Participation in high school sports can play an important part in a student's school experience and have a lasting impact on their lives, and students with disabilities are no different than their peers without disabilities when it comes to benefiting from participating in sports.
On Friday, the U.S. Department of Education's Office for Civil Rights released guidance that clarifies existing legal obligations of schools to provide students with disabilities an equal opportunity to participate alongside their peers in after-school athletics and clubs.
The Department reiterated that schools may not exclude students who have an intellectual, developmental, physical, or any other disability from trying out and playing on a team, if they are otherwise qualified. This guidance builds on a resource document the Department issued in 2011 that provides important information on improving opportunities for children and youth with disabilities to access PE and athletics.
Federal civil rights laws require schools to provide equal opportunities, not give anyone an unfair head start.
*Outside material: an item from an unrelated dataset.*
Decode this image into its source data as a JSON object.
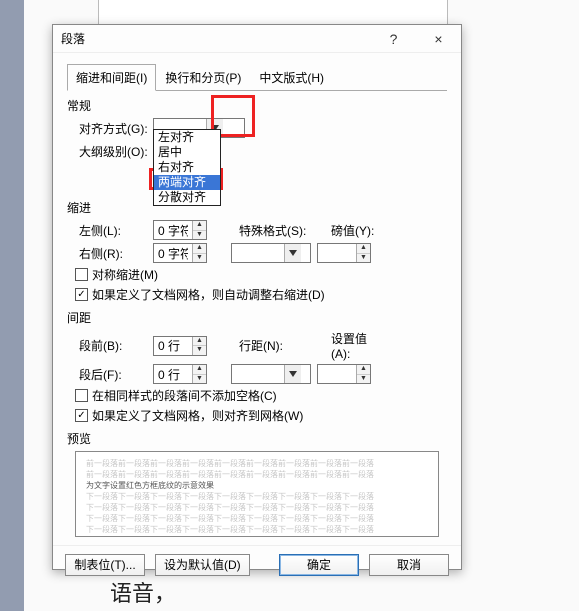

So schools don't have to change the essential rules of the game, and they don't have to do anything that would provide a student with a disability an unfair competitive advantage.
Schools do need to make reasonable modifications (such as using a laser instead of a starter pistol to start a race so a deaf runner can compete) to ensure that students with disabilities get the very same opportunity to play as everyone else.
The guidance issued Friday will help schools meet this obligation and will allow increasing numbers of kids with disabilities the chance to benefit from playing sports.
An Associated Press report clarifies that disabled students who want to play for their school could join traditional teams if officials can make "reasonable modifications" to accommodate them.
If those adjustments would fundamentally alter a sport or give the student an advantage, the Department is directing schools to create parallel athletic programs that have comparable standing to traditional programs.